Friday, March 13, 2009
Grand Theft Auto IV: The Lost and Damned — First Impressions
"The Lost and Damned" (not "The Lost and the Damned," as several outlets have been calling it) is the first expansion for Grand Theft Auto IV. It was released as DLC on February 17th exclusively for the Xbox 360 on Xbox Live for 1600 points ($20). While I did stay up for its release (which was an hour-and-a-half late, by the way), I (as usual) have had limited time to play it until recently. I have now played through a couple of hours and maybe 10 missions or so and feel as though I have enough material to give my first impressions.
Let me get this out of the way first: If you loved GTA4, you'll find little to complain about here. If you hated GTA4, this will not convert you. Also, if you are not one of the gamers who played all the way through Niko Bellic's storyline, chances are you are not going to immediately jump onto an entirely new campaign. That said, it does make a few minor, yet perceptible alterations to the overall gameplay. Most prominently, the motorcycle controls and physics have been tweaked, making them easier to control, and harder to fall off of. Helmets, however, no longer exist, so in the event of a crash, your noggin will take the brunt of the force.
Also, much criticism was dealt to Niko's first few hours in Liberty City, specifically the lack of gunplay and overabundance of mundane chauffeur quests. This has been addressed in TLAD. Right from the start you are not only equipped with a sawed-off shotgun, usable while driving, but you'll very quickly be thrown into an old-fashioned GTA4 shootout where you'll pick up your familiar Glock 17 pistol.

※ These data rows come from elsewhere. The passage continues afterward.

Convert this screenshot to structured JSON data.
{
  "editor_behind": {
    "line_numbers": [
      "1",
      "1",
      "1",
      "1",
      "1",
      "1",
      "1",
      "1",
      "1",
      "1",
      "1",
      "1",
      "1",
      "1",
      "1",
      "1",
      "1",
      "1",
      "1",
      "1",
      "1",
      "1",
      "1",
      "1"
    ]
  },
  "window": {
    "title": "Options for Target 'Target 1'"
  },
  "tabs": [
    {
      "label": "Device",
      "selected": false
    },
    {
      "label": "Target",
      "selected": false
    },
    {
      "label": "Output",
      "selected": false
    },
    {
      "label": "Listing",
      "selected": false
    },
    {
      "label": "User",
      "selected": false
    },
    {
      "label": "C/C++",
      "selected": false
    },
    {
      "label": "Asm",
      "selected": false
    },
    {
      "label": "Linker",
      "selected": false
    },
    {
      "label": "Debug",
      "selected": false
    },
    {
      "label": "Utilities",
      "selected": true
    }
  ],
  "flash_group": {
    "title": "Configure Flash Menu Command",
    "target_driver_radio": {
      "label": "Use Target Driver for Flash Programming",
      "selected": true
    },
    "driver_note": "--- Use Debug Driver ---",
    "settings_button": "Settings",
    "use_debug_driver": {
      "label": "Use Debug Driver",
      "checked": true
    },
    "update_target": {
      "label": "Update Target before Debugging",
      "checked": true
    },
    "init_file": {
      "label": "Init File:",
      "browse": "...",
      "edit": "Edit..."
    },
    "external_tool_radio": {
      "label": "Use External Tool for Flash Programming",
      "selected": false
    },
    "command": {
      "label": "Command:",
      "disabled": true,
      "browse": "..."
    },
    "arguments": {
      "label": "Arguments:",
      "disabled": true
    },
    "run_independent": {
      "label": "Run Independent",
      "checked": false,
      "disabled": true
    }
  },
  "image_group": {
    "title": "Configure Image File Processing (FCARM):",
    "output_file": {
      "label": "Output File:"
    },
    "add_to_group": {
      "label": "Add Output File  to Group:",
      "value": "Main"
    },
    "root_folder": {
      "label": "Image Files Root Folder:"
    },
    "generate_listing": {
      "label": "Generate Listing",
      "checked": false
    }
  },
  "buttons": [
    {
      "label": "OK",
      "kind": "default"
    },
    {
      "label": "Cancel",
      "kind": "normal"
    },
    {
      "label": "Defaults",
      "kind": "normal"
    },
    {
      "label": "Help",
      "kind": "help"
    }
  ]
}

There's very little tutorial, as it's safe to assume most, if not all, of this game's audience is already familiar with the nuances of GTA4's controls and gameplay elements. New elements, such as driving your gang-exclusive bike in formation, will be explained when applicable. The driving in formation is a nice way to make getting yourself from point A to point B a little more interesting, but can be annoying if you get separated from the group, or fall too far behind, as you cannot hear your fellow gang members' dialog if you're too far away. Occasionally you'll be given the option to race your partners to the destination, which helps to mix things up a bit more.
Finally we come to the characters. The playable character, Johnny Klebitz, is the vice president of the Lost MC, a motorcycle club based in Alderney, who are at war with rival gang, the Angels of Death. At the opening of the game, the club's president, Billy Grey, has just gotten out of rehab and reassumes his position as leader of the pack. Immediately things start going down hill for Johnny, who seems to be reaching something of a mid-life crisis. He has worked hard to put the Lost on a constructive track, and Billy's wild ways are threatening to unravel Johnny's efforts. Billy's dead set on rekindling the conflict with the Angels of Death, and Johnny tries futilely to dissuade him. Thus far, I find Johnny a less interesting character than Niko, though he does have more interesting things to do from the outset.
Well, that should do it for first impressions. I'll be back with my Extended Play after I've logged in a few more hours.